Web page and app entries
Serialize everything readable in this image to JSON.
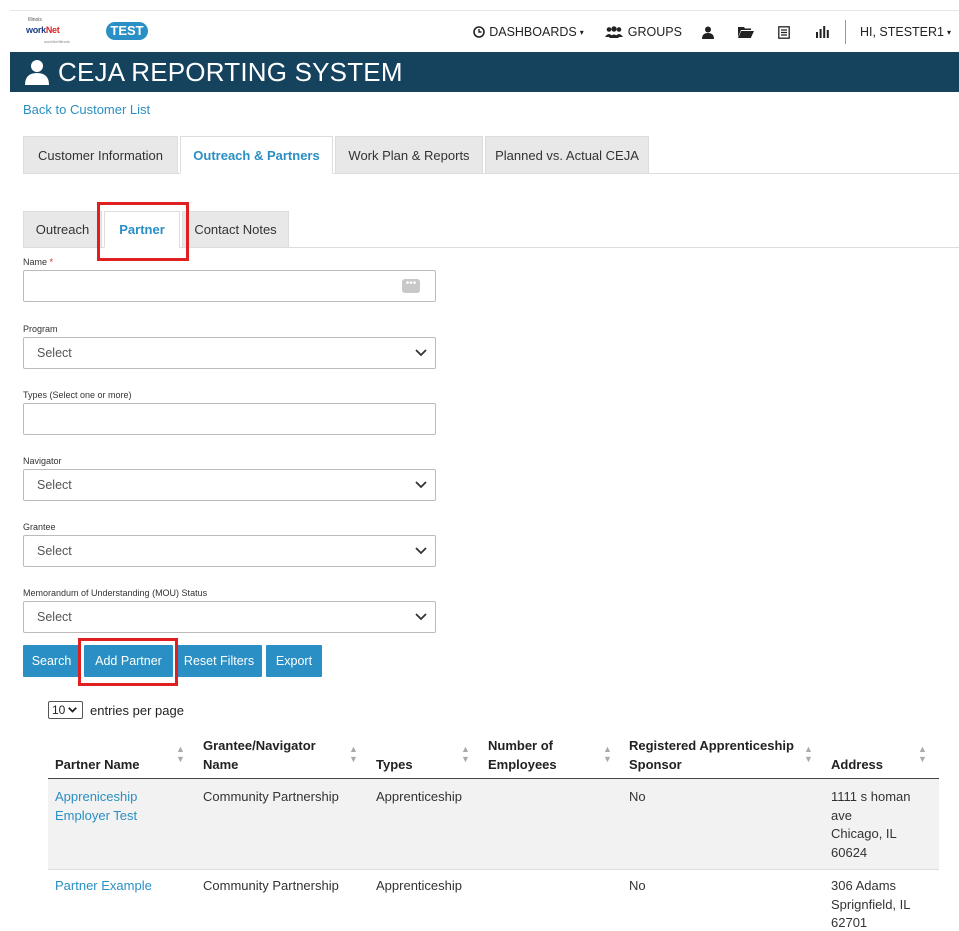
{
  "header": {
    "logo_top": "Illinois",
    "logo_main_a": "work",
    "logo_main_b": "Net",
    "logo_sub": "workNetIllinois",
    "env_badge": "TEST",
    "nav": {
      "dashboards": "DASHBOARDS",
      "groups": "GROUPS",
      "user_greeting": "HI, STESTER1"
    }
  },
  "title_bar": {
    "title": "CEJA REPORTING SYSTEM"
  },
  "back_link": "Back to Customer List",
  "primary_tabs": [
    {
      "label": "Customer Information"
    },
    {
      "label": "Outreach & Partners",
      "active": true
    },
    {
      "label": "Work Plan & Reports"
    },
    {
      "label": "Planned vs. Actual CEJA"
    }
  ],
  "secondary_tabs": [
    {
      "label": "Outreach"
    },
    {
      "label": "Partner",
      "active": true
    },
    {
      "label": "Contact Notes"
    }
  ],
  "form": {
    "name": {
      "label": "Name",
      "required_mark": "*",
      "value": "",
      "ellipsis": "•••"
    },
    "program": {
      "label": "Program",
      "value": "Select"
    },
    "types": {
      "label": "Types (Select one or more)",
      "value": ""
    },
    "navigator": {
      "label": "Navigator",
      "value": "Select"
    },
    "grantee": {
      "label": "Grantee",
      "value": "Select"
    },
    "mou_status": {
      "label": "Memorandum of Understanding (MOU) Status",
      "value": "Select"
    }
  },
  "buttons": {
    "search": "Search",
    "add_partner": "Add Partner",
    "reset_filters": "Reset Filters",
    "export": "Export"
  },
  "table": {
    "page_size": "10",
    "entries_label": "entries per page",
    "columns": {
      "partner_name": "Partner Name",
      "grantee_1": "Grantee/Navigator",
      "grantee_2": "Name",
      "types": "Types",
      "employees_1": "Number of",
      "employees_2": "Employees",
      "sponsor_1": "Registered Apprenticeship",
      "sponsor_2": "Sponsor",
      "address": "Address"
    },
    "rows": [
      {
        "name_1": "Appreniceship",
        "name_2": "Employer Test",
        "grantee": "Community Partnership",
        "types": "Apprenticeship",
        "employees": "",
        "sponsor": "No",
        "address_1": "1111 s homan",
        "address_2": "ave",
        "address_3": "Chicago, IL",
        "address_4": "60624"
      },
      {
        "name_1": "Partner Example",
        "grantee": "Community Partnership",
        "types": "Apprenticeship",
        "employees": "",
        "sponsor": "No",
        "address_1": "306 Adams",
        "address_2": "Sprignfield, IL",
        "address_3": "62701"
      }
    ]
  },
  "colors": {
    "accent": "#2a8fc4",
    "title_bar": "#15435e",
    "highlight": "#e02020"
  }
}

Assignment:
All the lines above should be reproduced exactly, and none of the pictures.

Completed exercise:
Serialize everything readable in this image to JSON.
{
  "header": {
    "logo_top": "Illinois",
    "logo_main_a": "work",
    "logo_main_b": "Net",
    "logo_sub": "workNetIllinois",
    "env_badge": "TEST",
    "nav": {
      "dashboards": "DASHBOARDS",
      "groups": "GROUPS",
      "user_greeting": "HI, STESTER1"
    }
  },
  "title_bar": {
    "title": "CEJA REPORTING SYSTEM"
  },
  "back_link": "Back to Customer List",
  "primary_tabs": [
    {
      "label": "Customer Information"
    },
    {
      "label": "Outreach & Partners",
      "active": true
    },
    {
      "label": "Work Plan & Reports"
    },
    {
      "label": "Planned vs. Actual CEJA"
    }
  ],
  "secondary_tabs": [
    {
      "label": "Outreach"
    },
    {
      "label": "Partner",
      "active": true
    },
    {
      "label": "Contact Notes"
    }
  ],
  "form": {
    "name": {
      "label": "Name",
      "required_mark": "*",
      "value": "",
      "ellipsis": "•••"
    },
    "program": {
      "label": "Program",
      "value": "Select"
    },
    "types": {
      "label": "Types (Select one or more)",
      "value": ""
    },
    "navigator": {
      "label": "Navigator",
      "value": "Select"
    },
    "grantee": {
      "label": "Grantee",
      "value": "Select"
    },
    "mou_status": {
      "label": "Memorandum of Understanding (MOU) Status",
      "value": "Select"
    }
  },
  "buttons": {
    "search": "Search",
    "add_partner": "Add Partner",
    "reset_filters": "Reset Filters",
    "export": "Export"
  },
  "table": {
    "page_size": "10",
    "entries_label": "entries per page",
    "columns": {
      "partner_name": "Partner Name",
      "grantee_1": "Grantee/Navigator",
      "grantee_2": "Name",
      "types": "Types",
      "employees_1": "Number of",
      "employees_2": "Employees",
      "sponsor_1": "Registered Apprenticeship",
      "sponsor_2": "Sponsor",
      "address": "Address"
    },
    "rows": [
      {
        "name_1": "Appreniceship",
        "name_2": "Employer Test",
        "grantee": "Community Partnership",
        "types": "Apprenticeship",
        "employees": "",
        "sponsor": "No",
        "address_1": "1111 s homan",
        "address_2": "ave",
        "address_3": "Chicago, IL",
        "address_4": "60624"
      },
      {
        "name_1": "Partner Example",
        "grantee": "Community Partnership",
        "types": "Apprenticeship",
        "employees": "",
        "sponsor": "No",
        "address_1": "306 Adams",
        "address_2": "Sprignfield, IL",
        "address_3": "62701"
      }
    ]
  },
  "colors": {
    "accent": "#2a8fc4",
    "title_bar": "#15435e",
    "highlight": "#e02020"
  }
}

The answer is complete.